The Widow’s Mite, James Tissot, 1886-1894. Opaque watercolor over graphite on gray wove paper, 7 3/16 x 11 1/16 in. (18.3 x 28.1 cm), Brooklyn Museum

From the Brooklyn Museum website:

The exhibition James Tissot: “The Life of Christ” includes 124 watercolors selected from a set of 350 that depict detailed scenes from the New Testament, from before the birth of Jesus through the Resurrection, in a chronological narrative. It marks the first time in more than twenty years that any of the Tissot watercolors, a pivotal acquisition that entered the collection in 1900, have been on view at the Brooklyn Museum.

Born in France, James Tissot (1836−1902) enjoyed great success as a society painter in Paris and London in the 1870s and 1880s. While visiting the Church of St. Sulpice, he experienced a religious vision, after which he abandoned his former subjects and embarked on an ambitious project to illustrate the New Testament. In preparation for the work, he made expeditions to the Middle East to record the landscape, architecture, costumes, and customs of the Holy Land and its people, which he recorded in photographs, notes, and sketches. Unlike earlier artists, who had often depicted biblical figures anachronistically, Tissot painted his many figures in costumes he believed to be historically authentic, carrying out his series with considerable archaeological exactitude.

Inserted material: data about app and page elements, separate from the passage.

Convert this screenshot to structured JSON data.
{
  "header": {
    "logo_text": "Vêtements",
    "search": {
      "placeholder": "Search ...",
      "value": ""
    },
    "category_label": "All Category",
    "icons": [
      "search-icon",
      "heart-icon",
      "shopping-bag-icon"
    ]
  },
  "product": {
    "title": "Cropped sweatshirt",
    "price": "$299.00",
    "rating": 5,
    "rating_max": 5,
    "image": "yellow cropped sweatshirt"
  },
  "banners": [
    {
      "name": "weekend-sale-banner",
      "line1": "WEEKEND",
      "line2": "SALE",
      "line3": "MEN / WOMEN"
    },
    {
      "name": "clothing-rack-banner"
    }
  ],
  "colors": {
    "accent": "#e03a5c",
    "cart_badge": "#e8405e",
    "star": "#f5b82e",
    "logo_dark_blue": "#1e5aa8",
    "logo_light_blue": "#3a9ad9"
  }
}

First presented in Paris in 1894, the watercolors were received with great enthusiasm, and a highly publicized exhibition later traveled to London and the United States, visiting Manhattan, Brooklyn, Boston, Philadelphia, and Chicago. In 1900, at the suggestion of John Singer Sargent, the Museum decided to acquire the series; the purchase funds were raised primarily by public subscription, spurred on, in part, by exhortations in theBrooklyn Daily Eagle newspaper urging readers to contribute to the campaign.

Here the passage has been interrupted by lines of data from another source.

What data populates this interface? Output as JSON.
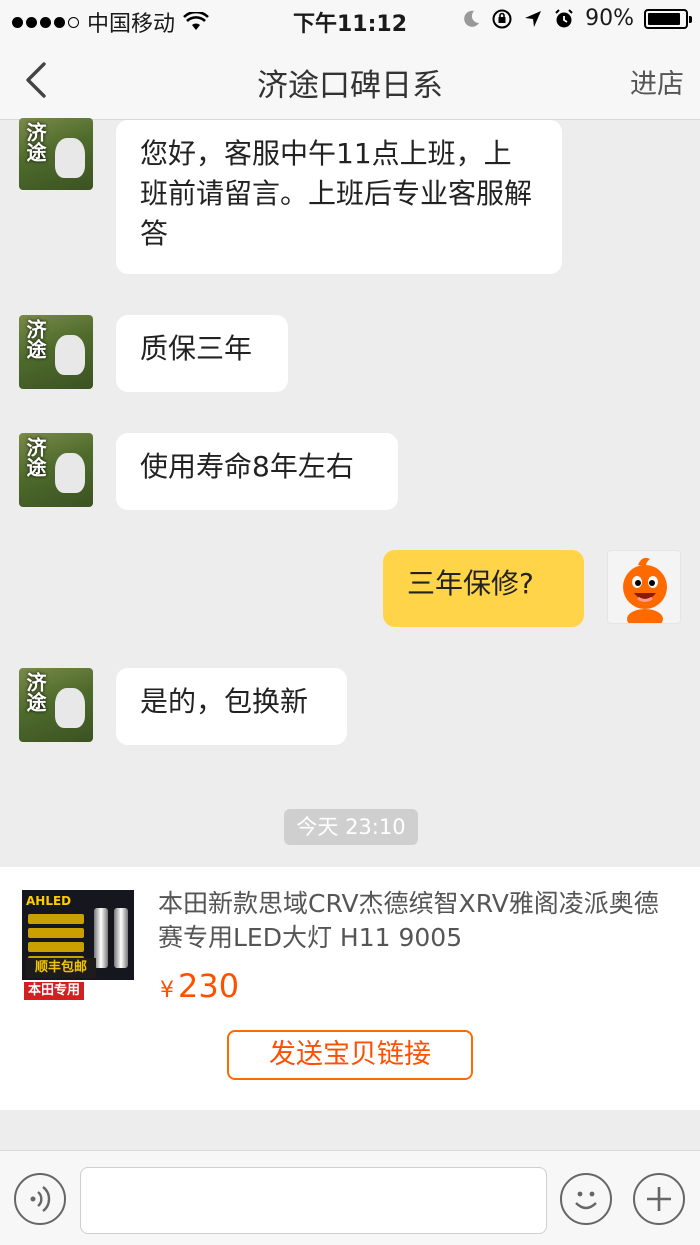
{
  "status_bar": {
    "carrier": "中国移动",
    "time": "下午11:12",
    "battery_percent": "90%",
    "battery_level": 0.9
  },
  "nav": {
    "title": "济途口碑日系",
    "right_label": "进店"
  },
  "shop": {
    "avatar_text": "济途"
  },
  "messages": [
    {
      "from": "shop",
      "text": "您好，客服中午11点上班，上班前请留言。上班后专业客服解答"
    },
    {
      "from": "shop",
      "text": "质保三年"
    },
    {
      "from": "shop",
      "text": "使用寿命8年左右"
    },
    {
      "from": "me",
      "text": "三年保修?"
    },
    {
      "from": "shop",
      "text": "是的，包换新"
    }
  ],
  "timestamp": "今天 23:10",
  "product": {
    "title": "本田新款思域CRV杰德缤智XRV雅阁凌派奥德赛专用LED大灯 H11 9005",
    "currency": "¥",
    "price": "230",
    "send_button": "发送宝贝链接",
    "image_labels": {
      "brand": "本田专用",
      "shipping": "顺丰包邮"
    }
  },
  "input": {
    "placeholder": ""
  },
  "colors": {
    "accent_orange": "#ff5000",
    "my_bubble": "#ffd448",
    "background": "#ededed"
  }
}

For more on this collection, click here.

Advertisements

Leave a Reply

Fill in your details below or click an icon to log in:

WordPress.com Logo

You are commenting using your WordPress.com account. Log Out / Change )

Twitter picture

You are commenting using your Twitter account. Log Out / Change )

Facebook photo

You are commenting using your Facebook account. Log Out / Change )

Google+ photo

You are commenting using your Google+ account. Log Out / Change )

Connecting to %s